Research Fellowships – Talmud Skills

Talmud Skills Project

Daniel Reifman has been teaching intermediate and advanced Talmud classes with a distinctive approach to skill-building for nearly 15 years.  His Talmud Skills class at Pardes has become popular among students looking to develop independence in Talmud study. Students have frequently requested a way to continue using his methodology beyond the framework of the course, both for continued study and for teaching their own students.

The Talmud Skills curriculum will incorporate elements relevant to a range of skill levels.  A preliminary outline of the curriculum is as follows:

  1. Tools for parsing the Talmud text and structuring talmudic discussions
  2. Functional categories of common structural terms in halakhic sugyot
  3. Use of charts and other visual tools for teaching and studying Talmud
  4. Interpretive assumptions and techniques in midrash halakhah in the Bavli
  5. Tools for parsing and structuring Tosafot and other rishonim

What distinguishes this approach from that of other Talmud curricula is the focus on systematic structural elements rather than on content.  The Talmud Skills Project will lay out discrete sets of techniques for reading gemara and rishonim that can be used regardless of the specific material being studied.  Similarly, the advantage of the charts and visual tools in §3 is that their underlying structure allows the teacher to adapt them to a very wide range of content.

While the methodology of the Talmud Skills course is well developed, the project of turning the course into a resource for distribution is still in an embryonic stage.  It will likely involve a combination of text and video, though the latter could be recordings of frontal teaching, virtual whiteboard sessions, or some combination thereof.  Hence the Talmud Skills Research Fellow will have significant input into the final form of the project, and would ideally have insight into ways to package the material for broader dissemination.

However, more important than determining the final form of the project will be the tasks of collecting passages that exemplify the textual elements in the curriculum, and of classifying structural terms (e.g., those listed in Yitzhak Frank’s The Practical Talmud Dictionary) into functional categories.  This will be the main focus of the fellow’s research for at least the first semester.

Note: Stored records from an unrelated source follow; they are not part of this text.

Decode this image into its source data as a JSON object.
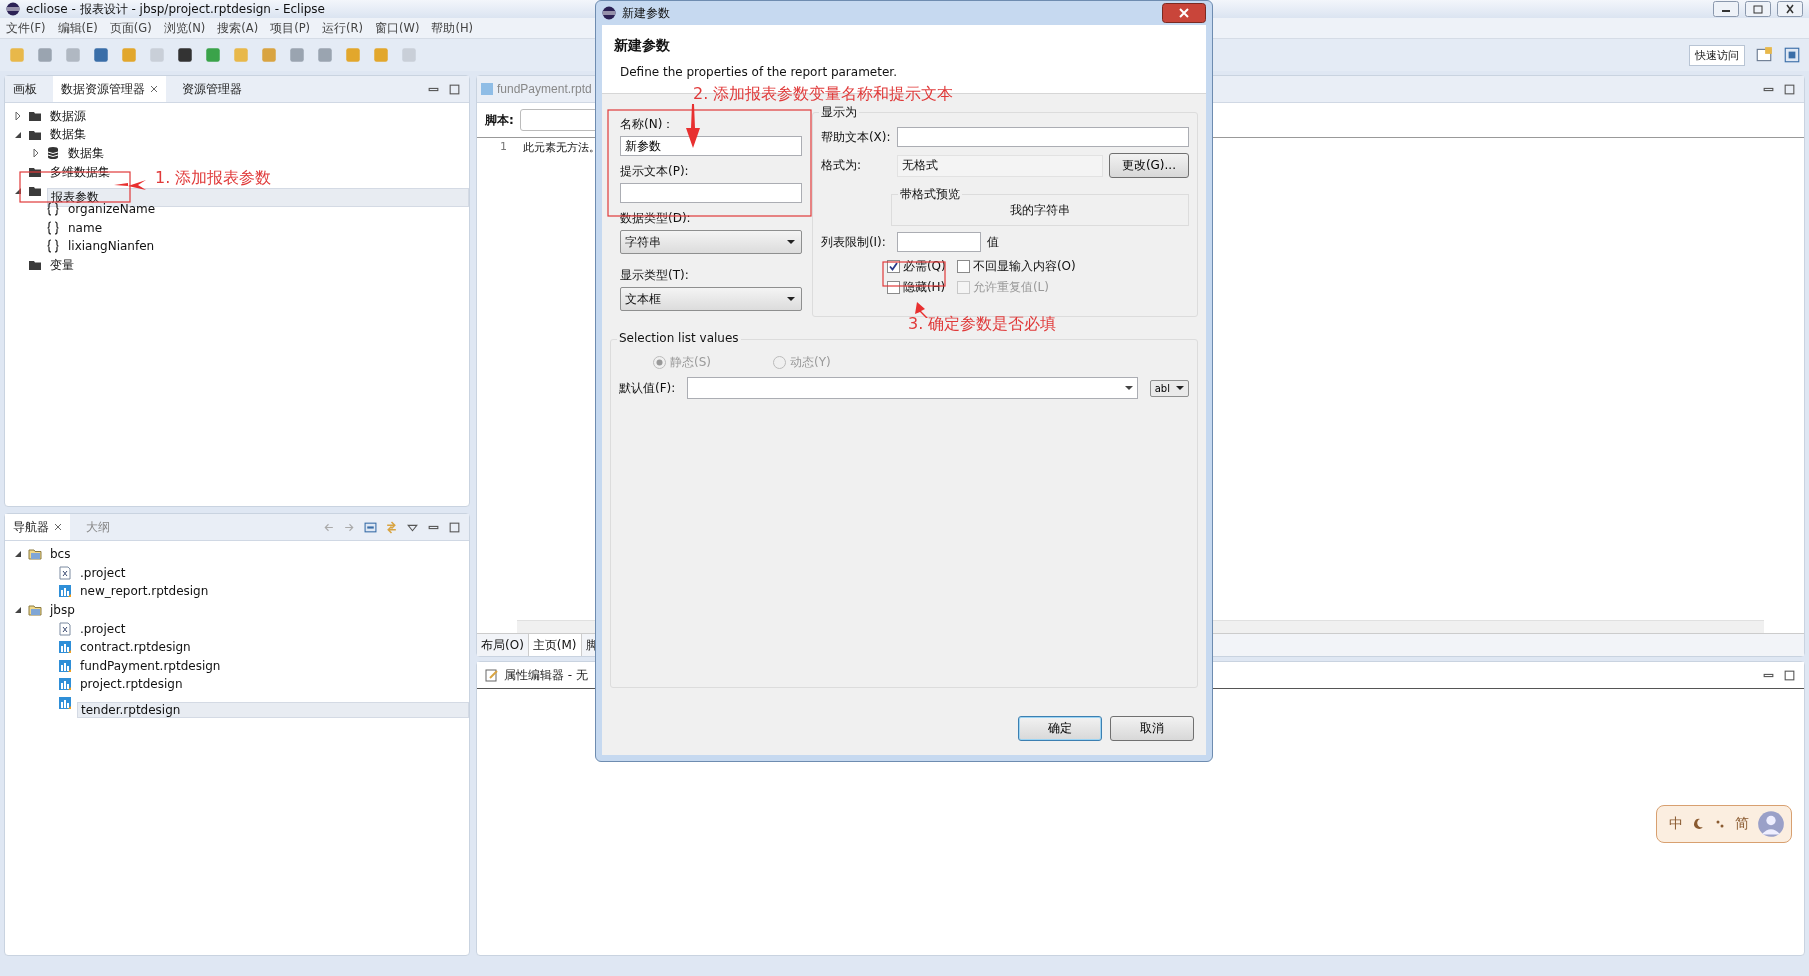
{
  "window": {
    "title": "ecliose - 报表设计 - jbsp/project.rptdesign - Eclipse"
  },
  "menu": [
    "文件(F)",
    "编辑(E)",
    "页面(G)",
    "浏览(N)",
    "搜索(A)",
    "项目(P)",
    "运行(R)",
    "窗口(W)",
    "帮助(H)"
  ],
  "toolbar": {
    "quick_access": "快速访问"
  },
  "data_explorer": {
    "tabs": [
      {
        "label": "画板",
        "selected": false,
        "closable": false
      },
      {
        "label": "数据资源管理器",
        "selected": true,
        "closable": true
      },
      {
        "label": "资源管理器",
        "selected": false,
        "closable": false
      }
    ],
    "tree": [
      {
        "label": "数据源",
        "kind": "folder",
        "expandable": true,
        "expanded": false,
        "selected": false
      },
      {
        "label": "数据集",
        "kind": "folder",
        "expandable": true,
        "expanded": true,
        "selected": false,
        "children": [
          {
            "label": "数据集",
            "kind": "dataset",
            "expandable": true,
            "expanded": false,
            "selected": false
          }
        ]
      },
      {
        "label": "多维数据集",
        "kind": "folder",
        "expandable": false,
        "selected": false
      },
      {
        "label": "报表参数",
        "kind": "folder",
        "expandable": true,
        "expanded": true,
        "selected": true,
        "children": [
          {
            "label": "organizeName",
            "kind": "parameter",
            "expandable": false,
            "selected": false
          },
          {
            "label": "name",
            "kind": "parameter",
            "expandable": false,
            "selected": false
          },
          {
            "label": "lixiangNianfen",
            "kind": "parameter",
            "expandable": false,
            "selected": false
          }
        ]
      },
      {
        "label": "变量",
        "kind": "folder",
        "expandable": false,
        "selected": false
      }
    ]
  },
  "navigator": {
    "tabs": [
      {
        "label": "导航器",
        "selected": true,
        "closable": true
      },
      {
        "label": "大纲",
        "selected": false,
        "closable": false
      }
    ],
    "tree": [
      {
        "label": "bcs",
        "kind": "project",
        "expandable": true,
        "expanded": true,
        "selected": false,
        "children": [
          {
            "label": ".project",
            "kind": "xml",
            "expandable": false,
            "selected": false
          },
          {
            "label": "new_report.rptdesign",
            "kind": "report",
            "expandable": false,
            "selected": false
          }
        ]
      },
      {
        "label": "jbsp",
        "kind": "project",
        "expandable": true,
        "expanded": true,
        "selected": false,
        "children": [
          {
            "label": ".project",
            "kind": "xml",
            "expandable": false,
            "selected": false
          },
          {
            "label": "contract.rptdesign",
            "kind": "report",
            "expandable": false,
            "selected": false
          },
          {
            "label": "fundPayment.rptdesign",
            "kind": "report",
            "expandable": false,
            "selected": false
          },
          {
            "label": "project.rptdesign",
            "kind": "report",
            "expandable": false,
            "selected": false
          },
          {
            "label": "tender.rptdesign",
            "kind": "report",
            "expandable": false,
            "selected": true
          }
        ]
      }
    ]
  },
  "editor": {
    "tab": "fundPayment.rptd",
    "script_label": "脚本:",
    "lines": [
      {
        "number": "1",
        "text": "此元素无方法。"
      }
    ],
    "bottom_tabs": [
      {
        "label": "布局(O)",
        "selected": false
      },
      {
        "label": "主页(M)",
        "selected": true
      },
      {
        "label": "脚",
        "selected": false
      }
    ]
  },
  "properties": {
    "title": "属性编辑器 - 无"
  },
  "dialog": {
    "title": "新建参数",
    "heading": "新建参数",
    "description": "Define the properties of the report parameter.",
    "name": {
      "label": "名称(N)：",
      "value": "新参数"
    },
    "prompt": {
      "label": "提示文本(P):"
    },
    "data_type": {
      "label": "数据类型(D):",
      "value": "字符串"
    },
    "display_type": {
      "label": "显示类型(T):",
      "value": "文本框"
    },
    "display_as": {
      "title": "显示为",
      "help_label": "帮助文本(X):",
      "format_label": "格式为:",
      "format_value": "无格式",
      "change_button": "更改(G)...",
      "preview_title": "带格式预览",
      "preview_text": "我的字符串",
      "limit_label": "列表限制(I):",
      "limit_unit": "值",
      "options": [
        {
          "label": "必需(Q)",
          "checked": true,
          "disabled": false
        },
        {
          "label": "不回显输入内容(O)",
          "checked": false,
          "disabled": false
        },
        {
          "label": "隐藏(H)",
          "checked": false,
          "disabled": false
        },
        {
          "label": "允许重复值(L)",
          "checked": false,
          "disabled": true
        }
      ]
    },
    "selection": {
      "title": "Selection list values",
      "radios": [
        {
          "label": "静态(S)",
          "selected": true,
          "disabled": true
        },
        {
          "label": "动态(Y)",
          "selected": false,
          "disabled": true
        }
      ],
      "default_label": "默认值(F):",
      "type_button": "abl"
    },
    "buttons": [
      {
        "label": "确定",
        "default": true
      },
      {
        "label": "取消",
        "default": false
      }
    ]
  },
  "ime": {
    "items": [
      "中",
      "简"
    ]
  },
  "annotations": [
    {
      "text": "1. 添加报表参数"
    },
    {
      "text": "2. 添加报表参数变量名称和提示文本"
    },
    {
      "text": "3. 确定参数是否必填"
    }
  ]
}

Skills of Talmud Skills Research Fellow

  • Writing/editing skills
  • Critical thinking skills
  • 3-4 years experience studying Talmud (Pardes level hey or Kollel)
  • Some teaching experience – preferable
  • Video design/editing – bonus

Specific Fellowship Requirements

  • 6 hours/week (2-5 PM, days TBD) – most of the work would be completed in the Pardes Beit Midrash
  • Weekly meeting with the faculty advisor
  • Participation in Talmud Skills course (currently Mon. & Wed., 5:15-7:15)

All fellows will receive a guaranteed living expenses grant ranging from $300-$500/month (exact amount determined by financial need) AND receive highly subsidized Year Program tuition: $3,000 discount for those not eligible for Masa Israel Journey funding, and $2,000 discount for those eligible for Masa funding.

At least one of the candidate’s two recommendation letters should be from a supervisor who can speak to the candidate’s relevant research experience and potential growth and contributions through the Pardes fellowship. The letter must be submitted along with the Fellowship Application and the Pardes Year Program application.

Fellowship application deadline has been extended to May 21, 2020.